- _Activity_
In the material below, list every line carrying the string "title".

- _Entries supplied_

....................

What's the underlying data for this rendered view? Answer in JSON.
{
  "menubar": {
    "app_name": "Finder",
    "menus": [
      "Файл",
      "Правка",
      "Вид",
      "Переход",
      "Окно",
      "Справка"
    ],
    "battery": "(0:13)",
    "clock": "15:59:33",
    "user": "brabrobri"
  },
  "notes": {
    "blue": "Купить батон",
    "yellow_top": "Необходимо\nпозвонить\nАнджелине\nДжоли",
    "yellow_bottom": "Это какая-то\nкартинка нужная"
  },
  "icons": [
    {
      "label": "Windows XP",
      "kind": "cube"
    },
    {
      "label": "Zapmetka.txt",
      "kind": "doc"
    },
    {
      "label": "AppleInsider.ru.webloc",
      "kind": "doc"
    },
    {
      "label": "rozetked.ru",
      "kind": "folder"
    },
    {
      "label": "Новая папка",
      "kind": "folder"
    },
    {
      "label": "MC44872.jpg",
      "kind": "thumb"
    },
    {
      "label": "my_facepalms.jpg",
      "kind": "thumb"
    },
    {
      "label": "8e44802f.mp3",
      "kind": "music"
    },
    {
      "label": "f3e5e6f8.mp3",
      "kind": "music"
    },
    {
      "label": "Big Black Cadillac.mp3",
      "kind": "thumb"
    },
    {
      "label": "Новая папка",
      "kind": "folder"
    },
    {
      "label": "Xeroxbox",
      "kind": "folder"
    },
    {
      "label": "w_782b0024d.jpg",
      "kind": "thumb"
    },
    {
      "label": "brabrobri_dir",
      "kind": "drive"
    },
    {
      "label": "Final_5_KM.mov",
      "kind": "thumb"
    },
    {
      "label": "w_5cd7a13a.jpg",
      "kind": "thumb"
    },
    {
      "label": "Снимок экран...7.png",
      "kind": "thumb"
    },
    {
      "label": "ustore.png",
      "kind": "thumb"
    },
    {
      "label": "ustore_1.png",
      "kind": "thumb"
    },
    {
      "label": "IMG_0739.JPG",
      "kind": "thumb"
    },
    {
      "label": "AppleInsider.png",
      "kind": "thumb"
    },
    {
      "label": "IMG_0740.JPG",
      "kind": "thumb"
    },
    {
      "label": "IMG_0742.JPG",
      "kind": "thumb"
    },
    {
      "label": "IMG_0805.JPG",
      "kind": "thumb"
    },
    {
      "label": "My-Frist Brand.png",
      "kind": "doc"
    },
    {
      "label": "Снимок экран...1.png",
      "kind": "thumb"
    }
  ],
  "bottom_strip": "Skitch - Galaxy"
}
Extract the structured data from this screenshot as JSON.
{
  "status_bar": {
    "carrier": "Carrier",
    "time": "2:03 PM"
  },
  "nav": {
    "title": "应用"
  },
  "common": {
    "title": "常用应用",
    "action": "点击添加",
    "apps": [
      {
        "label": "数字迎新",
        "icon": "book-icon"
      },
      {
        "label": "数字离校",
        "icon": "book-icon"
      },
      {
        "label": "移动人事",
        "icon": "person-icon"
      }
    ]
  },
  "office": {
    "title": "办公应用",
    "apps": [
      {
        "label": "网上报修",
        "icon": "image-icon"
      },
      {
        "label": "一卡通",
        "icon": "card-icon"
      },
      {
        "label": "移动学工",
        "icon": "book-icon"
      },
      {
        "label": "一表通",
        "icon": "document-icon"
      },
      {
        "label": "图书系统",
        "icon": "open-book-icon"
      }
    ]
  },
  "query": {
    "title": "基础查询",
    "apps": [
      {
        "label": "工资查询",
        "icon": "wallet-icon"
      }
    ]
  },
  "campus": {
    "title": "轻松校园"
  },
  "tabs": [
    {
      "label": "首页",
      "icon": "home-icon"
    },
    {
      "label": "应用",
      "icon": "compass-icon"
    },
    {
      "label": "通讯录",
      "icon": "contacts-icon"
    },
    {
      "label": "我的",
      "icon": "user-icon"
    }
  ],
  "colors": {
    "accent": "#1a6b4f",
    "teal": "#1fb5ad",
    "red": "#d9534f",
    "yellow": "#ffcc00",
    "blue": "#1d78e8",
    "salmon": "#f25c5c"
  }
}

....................

- _Solution below_
    "title": "应用"
    "title": "常用应用",
    "title": "办公应用",
    "title": "基础查询",
    "title": "轻松校园"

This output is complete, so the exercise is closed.